--- What is expected ---
Give back exactly the lines starting at the one with "Parse this screenshot: output" and ending at the last line of the data below. Pictures are not part of the copy.

Data about app and page elements

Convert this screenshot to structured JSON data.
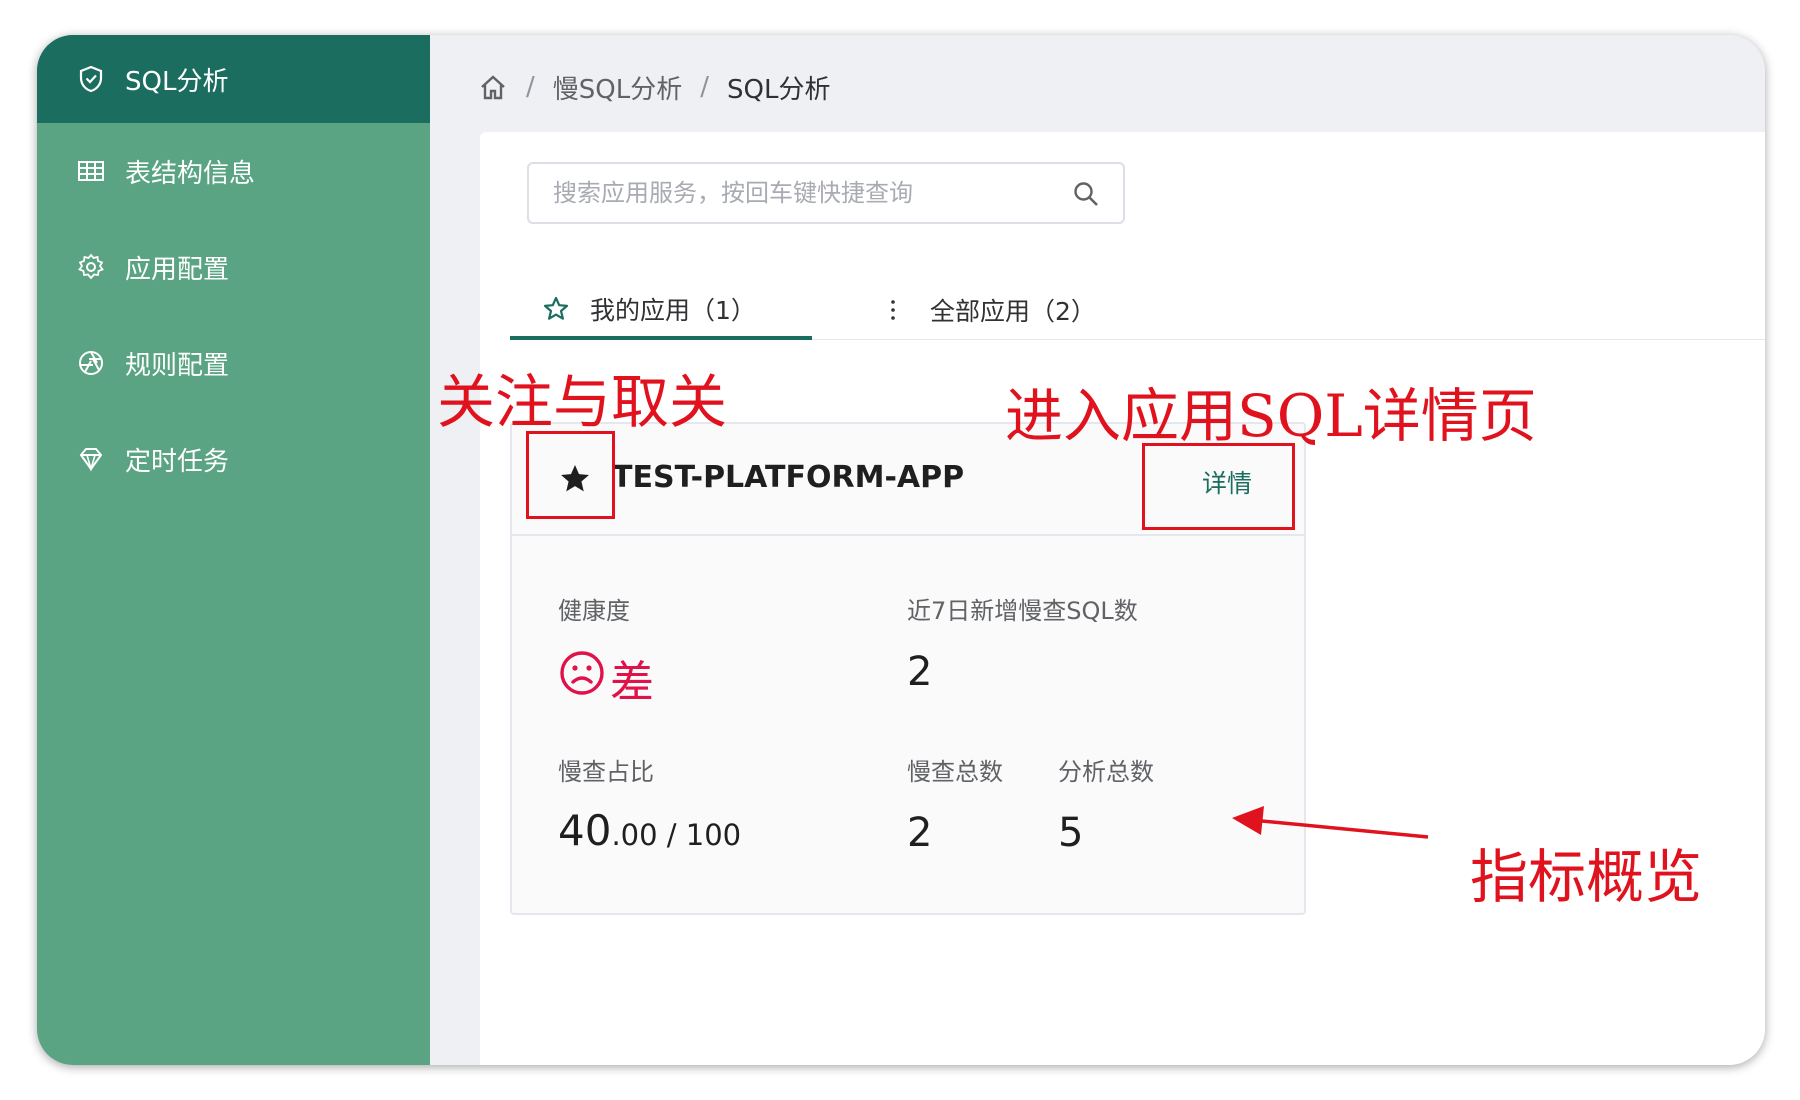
{
  "sidebar": {
    "items": [
      {
        "label": "SQL分析",
        "icon": "shield-check-icon",
        "active": true
      },
      {
        "label": "表结构信息",
        "icon": "table-icon"
      },
      {
        "label": "应用配置",
        "icon": "gear-icon"
      },
      {
        "label": "规则配置",
        "icon": "aperture-icon"
      },
      {
        "label": "定时任务",
        "icon": "diamond-icon"
      }
    ]
  },
  "breadcrumb": {
    "home_icon": "home-icon",
    "sep1": "/",
    "level1": "慢SQL分析",
    "sep2": "/",
    "level2": "SQL分析"
  },
  "search": {
    "placeholder": "搜索应用服务，按回车键快捷查询",
    "value": "",
    "icon": "search-icon"
  },
  "tabs": [
    {
      "label": "我的应用（1）",
      "icon": "star-outline-icon",
      "active": true
    },
    {
      "label": "全部应用（2）",
      "icon": "more-vertical-icon",
      "active": false
    }
  ],
  "app_card": {
    "name": "TEST-PLATFORM-APP",
    "favorite": true,
    "detail_label": "详情",
    "health_label": "健康度",
    "health_value": "差",
    "health_icon": "sad-face-icon",
    "new_slow_label": "近7日新增慢查SQL数",
    "new_slow_value": "2",
    "ratio_label": "慢查占比",
    "ratio_main": "40",
    "ratio_decimal": ".00",
    "ratio_total": " / 100",
    "slow_total_label": "慢查总数",
    "slow_total_value": "2",
    "analysis_total_label": "分析总数",
    "analysis_total_value": "5"
  },
  "annotations": {
    "follow": "关注与取关",
    "detail": "进入应用SQL详情页",
    "overview": "指标概览"
  },
  "colors": {
    "sidebar_bg": "#5aa383",
    "sidebar_active": "#1b6e5f",
    "accent": "#1b6e5f",
    "danger": "#e0124a",
    "annotation": "#e0121e"
  }
}
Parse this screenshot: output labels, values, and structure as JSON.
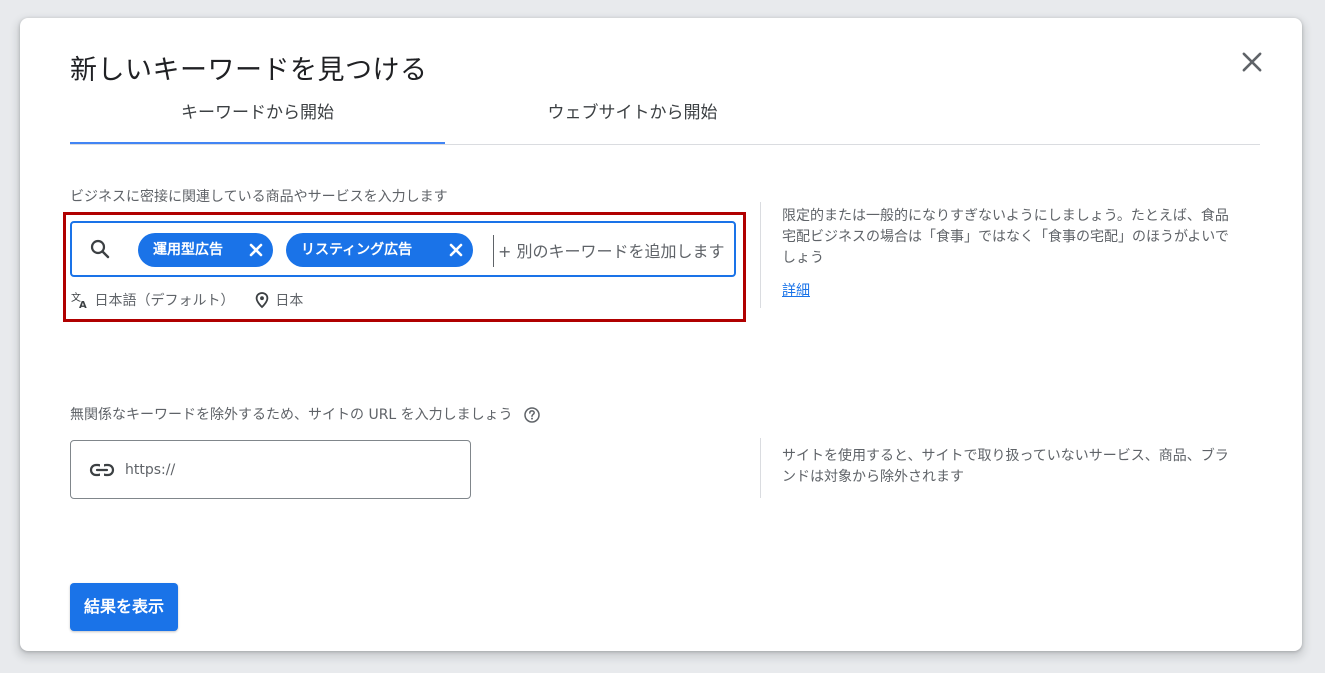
{
  "dialog": {
    "title": "新しいキーワードを見つける",
    "close_icon": "close-icon"
  },
  "tabs": [
    {
      "label": "キーワードから開始",
      "active": true
    },
    {
      "label": "ウェブサイトから開始",
      "active": false
    }
  ],
  "keywords": {
    "label": "ビジネスに密接に関連している商品やサービスを入力します",
    "chips": [
      "運用型広告",
      "リスティング広告"
    ],
    "placeholder": "+ 別のキーワードを追加します",
    "language": "日本語（デフォルト）",
    "location": "日本",
    "help_text": "限定的または一般的になりすぎないようにしましょう。たとえば、食品宅配ビジネスの場合は「食事」ではなく「食事の宅配」のほうがよいでしょう",
    "detail_link": "詳細"
  },
  "url": {
    "label": "無関係なキーワードを除外するため、サイトの URL を入力しましょう",
    "placeholder": "https://",
    "help_text": "サイトを使用すると、サイトで取り扱っていないサービス、商品、ブランドは対象から除外されます"
  },
  "submit_label": "結果を表示",
  "colors": {
    "accent": "#1a73e8",
    "highlight_box": "#b00000"
  }
}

--- Reply to the task ---
Parse this screenshot: output labels, values, and structure as JSON.
{
  "dialog": {
    "title": "新しいキーワードを見つける",
    "close_icon": "close-icon"
  },
  "tabs": [
    {
      "label": "キーワードから開始",
      "active": true
    },
    {
      "label": "ウェブサイトから開始",
      "active": false
    }
  ],
  "keywords": {
    "label": "ビジネスに密接に関連している商品やサービスを入力します",
    "chips": [
      "運用型広告",
      "リスティング広告"
    ],
    "placeholder": "+ 別のキーワードを追加します",
    "language": "日本語（デフォルト）",
    "location": "日本",
    "help_text": "限定的または一般的になりすぎないようにしましょう。たとえば、食品宅配ビジネスの場合は「食事」ではなく「食事の宅配」のほうがよいでしょう",
    "detail_link": "詳細"
  },
  "url": {
    "label": "無関係なキーワードを除外するため、サイトの URL を入力しましょう",
    "placeholder": "https://",
    "help_text": "サイトを使用すると、サイトで取り扱っていないサービス、商品、ブランドは対象から除外されます"
  },
  "submit_label": "結果を表示",
  "colors": {
    "accent": "#1a73e8",
    "highlight_box": "#b00000"
  }
}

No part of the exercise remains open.